* **Brief**
The entries follow. Copy every line in which "WORK" appears.

* **Dataset rows for apps and sites**
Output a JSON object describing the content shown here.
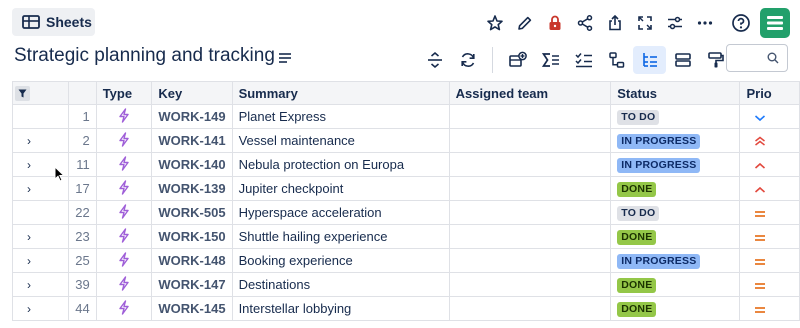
{
  "topbar": {
    "sheets_label": "Sheets",
    "icons": [
      "star-icon",
      "edit-icon",
      "lock-icon",
      "share-icon",
      "export-icon",
      "fullscreen-icon",
      "settings-icon",
      "more-icon",
      "help-icon",
      "app-logo-icon"
    ]
  },
  "title": "Strategic planning and tracking",
  "toolbar": {
    "tools": [
      "collapse-rows-icon",
      "refresh-icon",
      "add-view-icon",
      "sum-icon",
      "checklist-icon",
      "hierarchy-icon",
      "tree-icon",
      "rows-icon",
      "paint-format-icon"
    ],
    "active_tool": "tree-icon",
    "search_placeholder": ""
  },
  "table": {
    "headers": {
      "type": "Type",
      "key": "Key",
      "summary": "Summary",
      "team": "Assigned team",
      "status": "Status",
      "priority": "Prio"
    },
    "rows": [
      {
        "num": "1",
        "expandable": false,
        "key": "WORK-149",
        "summary": "Planet Express",
        "team": "",
        "status": "TO DO",
        "status_kind": "todo",
        "priority": "low"
      },
      {
        "num": "2",
        "expandable": true,
        "key": "WORK-141",
        "summary": "Vessel maintenance",
        "team": "",
        "status": "IN PROGRESS",
        "status_kind": "prog",
        "priority": "highest"
      },
      {
        "num": "11",
        "expandable": true,
        "key": "WORK-140",
        "summary": "Nebula protection on Europa",
        "team": "",
        "status": "IN PROGRESS",
        "status_kind": "prog",
        "priority": "high"
      },
      {
        "num": "17",
        "expandable": true,
        "key": "WORK-139",
        "summary": "Jupiter checkpoint",
        "team": "",
        "status": "DONE",
        "status_kind": "done",
        "priority": "high"
      },
      {
        "num": "22",
        "expandable": false,
        "key": "WORK-505",
        "summary": "Hyperspace acceleration",
        "team": "",
        "status": "TO DO",
        "status_kind": "todo",
        "priority": "medium"
      },
      {
        "num": "23",
        "expandable": true,
        "key": "WORK-150",
        "summary": "Shuttle hailing experience",
        "team": "",
        "status": "DONE",
        "status_kind": "done",
        "priority": "medium"
      },
      {
        "num": "25",
        "expandable": true,
        "key": "WORK-148",
        "summary": "Booking experience",
        "team": "",
        "status": "IN PROGRESS",
        "status_kind": "prog",
        "priority": "medium"
      },
      {
        "num": "39",
        "expandable": true,
        "key": "WORK-147",
        "summary": "Destinations",
        "team": "",
        "status": "DONE",
        "status_kind": "done",
        "priority": "medium"
      },
      {
        "num": "44",
        "expandable": true,
        "key": "WORK-145",
        "summary": "Interstellar lobbying",
        "team": "",
        "status": "DONE",
        "status_kind": "done",
        "priority": "medium"
      }
    ]
  },
  "colors": {
    "accent": "#0c66e4",
    "logo": "#22a06b",
    "lock": "#c9372c",
    "type_icon": "#9f5fd8",
    "prio_low": "#1d7afc",
    "prio_high": "#e2483d",
    "prio_medium": "#e56910"
  }
}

* **Answer for this exercise**
        "key": "WORK-149",
        "key": "WORK-141",
        "key": "WORK-140",
        "key": "WORK-139",
        "key": "WORK-505",
        "key": "WORK-150",
        "key": "WORK-148",
        "key": "WORK-147",
        "key": "WORK-145",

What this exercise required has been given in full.